FitLift, a wearable device designed to help athletes prevent injury, ended up having more applications than Blaine and his team initially expected, including the army, college athletic programs, and now, NASA. The sky is no longer the limit for FitLift and Blaine is hopeful to see FitLift someday make it to the Space Station.

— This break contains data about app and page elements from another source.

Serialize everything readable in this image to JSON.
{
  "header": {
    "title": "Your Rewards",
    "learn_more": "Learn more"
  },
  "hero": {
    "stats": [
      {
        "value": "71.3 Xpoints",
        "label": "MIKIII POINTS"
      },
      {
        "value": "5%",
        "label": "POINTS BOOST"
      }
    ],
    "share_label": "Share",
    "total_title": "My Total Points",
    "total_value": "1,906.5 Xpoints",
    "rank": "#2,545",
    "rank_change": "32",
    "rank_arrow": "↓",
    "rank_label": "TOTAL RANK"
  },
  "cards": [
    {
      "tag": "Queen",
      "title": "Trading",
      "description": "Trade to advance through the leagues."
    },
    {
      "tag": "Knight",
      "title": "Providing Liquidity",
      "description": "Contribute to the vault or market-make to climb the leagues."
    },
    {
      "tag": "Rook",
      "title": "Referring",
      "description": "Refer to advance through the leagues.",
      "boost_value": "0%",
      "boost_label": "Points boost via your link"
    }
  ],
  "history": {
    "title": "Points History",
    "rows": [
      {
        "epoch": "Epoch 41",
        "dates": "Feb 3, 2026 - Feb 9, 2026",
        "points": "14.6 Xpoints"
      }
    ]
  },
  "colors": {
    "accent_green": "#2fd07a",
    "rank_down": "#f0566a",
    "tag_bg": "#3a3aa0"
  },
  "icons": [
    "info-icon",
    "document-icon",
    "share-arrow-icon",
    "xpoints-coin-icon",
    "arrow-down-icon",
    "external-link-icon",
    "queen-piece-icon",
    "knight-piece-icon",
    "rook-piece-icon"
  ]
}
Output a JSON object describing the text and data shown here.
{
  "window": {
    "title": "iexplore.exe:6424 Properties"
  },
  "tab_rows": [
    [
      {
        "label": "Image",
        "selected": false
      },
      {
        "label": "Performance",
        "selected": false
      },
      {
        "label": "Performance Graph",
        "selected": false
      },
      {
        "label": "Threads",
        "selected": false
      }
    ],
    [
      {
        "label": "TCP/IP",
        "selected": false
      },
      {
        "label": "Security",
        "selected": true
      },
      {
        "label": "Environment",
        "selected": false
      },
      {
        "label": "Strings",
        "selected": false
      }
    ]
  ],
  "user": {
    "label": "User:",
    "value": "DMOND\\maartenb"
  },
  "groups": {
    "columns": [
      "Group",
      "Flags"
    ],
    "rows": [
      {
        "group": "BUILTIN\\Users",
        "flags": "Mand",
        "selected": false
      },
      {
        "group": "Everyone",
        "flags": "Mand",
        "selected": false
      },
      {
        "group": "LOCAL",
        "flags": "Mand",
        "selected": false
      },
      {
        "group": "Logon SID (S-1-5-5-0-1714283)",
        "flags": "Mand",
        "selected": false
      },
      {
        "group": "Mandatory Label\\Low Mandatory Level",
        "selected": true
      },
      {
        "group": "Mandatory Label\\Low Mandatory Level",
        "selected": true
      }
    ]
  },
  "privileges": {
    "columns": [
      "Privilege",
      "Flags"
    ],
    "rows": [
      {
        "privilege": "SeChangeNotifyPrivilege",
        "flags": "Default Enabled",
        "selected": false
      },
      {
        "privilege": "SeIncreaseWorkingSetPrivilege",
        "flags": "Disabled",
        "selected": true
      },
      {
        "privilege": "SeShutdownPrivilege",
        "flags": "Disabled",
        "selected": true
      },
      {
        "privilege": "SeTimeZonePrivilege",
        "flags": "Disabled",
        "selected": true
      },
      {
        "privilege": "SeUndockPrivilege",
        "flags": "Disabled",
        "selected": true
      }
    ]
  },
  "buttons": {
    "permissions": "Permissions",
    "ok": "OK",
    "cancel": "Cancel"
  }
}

First, however, it has to help astronauts on the ground prepare for their journeys ahead with safe, injury-free exercises.
“For the foreseeable future, [NASA] would like to use it to train astronauts to be fit, so by the time they're in the spacecraft, they're ready to go and able to handle the needs of those rapidly changing, sometimes dangerous conditions up there.” — Blaine Killen
Interview 4: Ken Ehrman, Halo Collar
What is the difference with Halo Collar, vs other pet-tech startups and companies?
Pet tech is a massive market, but Halo Collar separates itself from the pack of up-and-coming pet tech startups because of their mission to keep dogs safe at home and on the go. After his niece’s dog escaped from the yard and was hit by a car, Ken felt motivated to prevent technology like invisible fencing or traditional yard fencing from failing to keep a dog safe. Halo wants a safer world for dogs through customizable, safe, intuitive technology, and thousands of customers agree that this is unlike any pet technology they’ve seen before.
“The intelligence of a dog is like a two-year-old child. So, they don't know that cars are dangerous, they might get lost, they just don't know. Through technology, we can help them stay safer, but get the freedom they need.” — Ken Ehrman